Set 1111487151513F M T
Set 215157881513F M
Set 311812151584C F T
Set 41015119171110C F M I T
Set 512161215898C F M
Set 6941012181515F
Set 714151511121413C F M T A
Set 8159101317168C F M T
Set 911171513151516C D F M T
Set 101610141741114C
Set 1115101681489C F M T
Set 12161111861714C F M

If I'm looking for a fighter I have quite a few choices here but #6 jumps out as a potentially interesting one. His (or her, of course) Int is what's making him a fighter. He's nothing much to look at physically; a little bit weedy in fact, and he's not clever but he's fast as lightning, good-looking and charismatic in some way. Here's what that gives me:

Gerald the Slow (4th level fighter, NE)
Gerald is an anti-hero. Slow of wit but quick of limb, he takes what he wants often in outbursts of violence that take others by surprise. Good looking and arrogant he is rarely without a doxie on one arm and a toady on the other. Any attempt to engage him in mocking word-play is an invitation to a slit throat. Gerald hangs around in seedy inns and is occasionally encountered  along with his gang of misfits by battered parties returning from some underworld setting. Gerald's MO is to follow such a party when it emerges from some underground entrance in an attempt to gage its strength. A weak party will be attacked without parley by missile fire and poison with the intent of wiping it out completely; a strong party will never know Gerald and co. were there. His wisdom, however, is such that he has had a few close calls over the years. But as yet his luck has held.

And into the stack of NPC index cards goes Gerald the Slow.

Obviously, not all NPCs can be quite as quirky as a STR 9 fighter but Method IV certainly means that penalties for low scores are something to be considered whereas in Method I we always have the phenomenon of the "dump stat" where a poor score can be shoved away so that it has minimal effect.

For example, #10 above is a good cleric stat block - high hit point bonus, a damage bonus, and two bonus spells but a hefty 3 point penalty to AC. The presence of #11 probably means that a player looking for a cleric would take that instead despite the lack of hit point bonus but I think the choices this method gives are more interesting. Additionally, a player with no idea, or no strong idea, of what to play can scan down the list for inspiration in a way that Method I is not conducive to (and still less the various point-buy systems).

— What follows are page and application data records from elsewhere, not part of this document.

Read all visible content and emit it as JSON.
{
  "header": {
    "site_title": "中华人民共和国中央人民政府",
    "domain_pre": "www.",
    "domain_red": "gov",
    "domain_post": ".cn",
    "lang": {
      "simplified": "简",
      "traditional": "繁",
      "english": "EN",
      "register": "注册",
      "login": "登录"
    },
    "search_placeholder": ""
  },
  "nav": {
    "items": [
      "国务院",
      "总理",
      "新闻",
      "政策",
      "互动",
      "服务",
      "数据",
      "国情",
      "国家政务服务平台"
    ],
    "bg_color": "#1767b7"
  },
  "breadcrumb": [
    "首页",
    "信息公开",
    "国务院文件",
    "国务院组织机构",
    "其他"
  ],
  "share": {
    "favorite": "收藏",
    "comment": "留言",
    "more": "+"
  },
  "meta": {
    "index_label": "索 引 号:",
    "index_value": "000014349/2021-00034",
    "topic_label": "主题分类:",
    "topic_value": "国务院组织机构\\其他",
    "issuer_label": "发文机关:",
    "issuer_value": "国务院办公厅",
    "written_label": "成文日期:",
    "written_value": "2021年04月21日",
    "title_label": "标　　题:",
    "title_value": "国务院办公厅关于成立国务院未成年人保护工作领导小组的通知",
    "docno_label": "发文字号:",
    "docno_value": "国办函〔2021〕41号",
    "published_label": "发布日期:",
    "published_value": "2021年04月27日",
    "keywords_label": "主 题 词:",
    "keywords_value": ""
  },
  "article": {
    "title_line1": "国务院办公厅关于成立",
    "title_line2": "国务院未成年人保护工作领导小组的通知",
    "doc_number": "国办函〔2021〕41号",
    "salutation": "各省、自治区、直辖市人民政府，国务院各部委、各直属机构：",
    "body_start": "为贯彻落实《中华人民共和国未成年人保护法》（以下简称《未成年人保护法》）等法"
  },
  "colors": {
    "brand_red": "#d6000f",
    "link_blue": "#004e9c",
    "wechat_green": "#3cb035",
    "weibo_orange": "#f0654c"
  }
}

Perhaps Gerald the Slow is something a player might like to have a go at when they see it presented on a sheet when they would never have thought of playing an 18 Dex, 9 STR fighter, or the strong, smart but implusive, charismatic magic user on line #2.

Now that computers can generate lists of stats in an instant there's really no need to avoid Methods II to IV, so why not give them a try?